But to return to our ancient poems in picture; I would humbly propose, for the benefit of our modern fmatterers in poetry, that they would imitate their brethren among the ancients in those ingeni us devices. I have communicated this thought to a young poetical lover of my acquaintance, who intends to prelent his mistress with a copy of verses in the shape of her fan; and, if he tells me true, he has already finished the three first sticks of it. He has likewise promised me to get the measure of his mistress's marriage-finger, with a defiga to make a poesy in the fashionable ring, which shall ex. actly fit it. It is so very easy to enlarge upon a good hint, that I do not question but my ingenious reader will apply what I have said to many other particulars ; and that we shall see the town filled in a very little time with poetical tippers, handkerchiefs, snuff-boxes, and the like female ornaments. I shall therefore conclude with a word of advice to those admirable English authors who call themselves Pindaric writers, that they would apply themselves to this kind of wit without loss of time, as being provided better than any other poets with veries of all sizes and dilnensions.
No. LIX. TUESDAY, MAY 8.
THERE is nothing more certain, than that every man
would be a wit if he could; and notwithstanding pedants of a pretended depth and solidity are apt to decry the writings of a polite author, as Flash and Froth, they all of them thew upon occasion, that they would
fpare no pains to arrive at the character of those whom they feem to despite. For this reason we often find them endeavouring at works of fancy, which cost them infinite pangs in the production. The truth of it is, a man had better be a galley-slave than a wit, were one to gain that title by thote elaborate trifles which have been the inventions of such authors as were often masters of great learn. ing, but no genius.
In my laft paper I mentioned some of those false wits among the ancients, and in this shall give the reader two or three other species of them, that flourished in the same early ages of the world. The first I shall produce are the Lipogrammatists or Letter-droppers of antiquity, that would take an exception, without any reason, againft some particular letter in the alphabet, so as not to admit it once joto a whole poem.

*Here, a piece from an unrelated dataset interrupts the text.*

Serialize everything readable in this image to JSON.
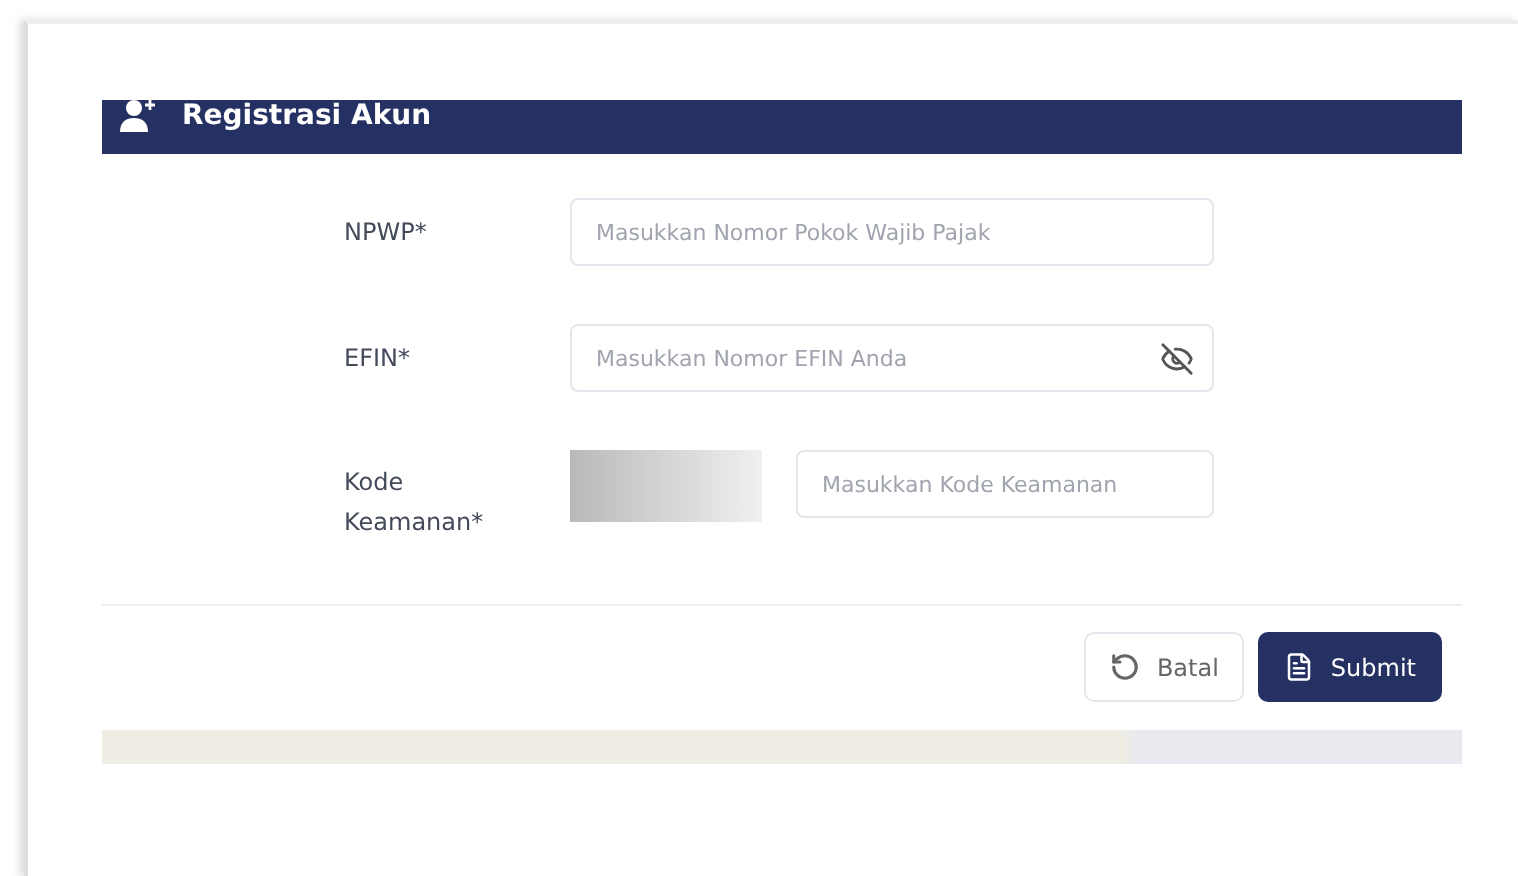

One Tryphiodorus was a great master in this kind of writing. He composed an odyssey, or epic poem, on the adventures of Ulysses, confifting of four-and-twenty books, having entirely banished the letter A from his first book, which was called Alpha, as Lucus a non Lucendo, because there was not an Alpha in it. His second book was inscribed Beta, for the same reason. In short, the poet excluded the whole four-andtwenty letters in their turns, and shewed them, one after another, that he could do his business without them.
It must have been very pleasant to have seen this poet avoiding the reprobate letter, as much as another would a false quantity, and taking his escape from it through the several Greek dialects, when he was pressed with it in any particular syllable. For the most apt and elegant word in the whole language was rejected, like a diamond with a flaw in it, if i appeared blemished with a wrong letter. I fhall only obferve upon this head, that if the work I have here inentioned had been now extant, the Odyffey of Tryphiodorus, in all probability, would have been oftener quoted by our learned pedants than the Odyssey of Homer. What a perpetual fund would it have been of obsolete words and phrases, unusual barbarisms and rufticities, absurd spellings, and complicated dialects ! I make no question but it would have been looked upon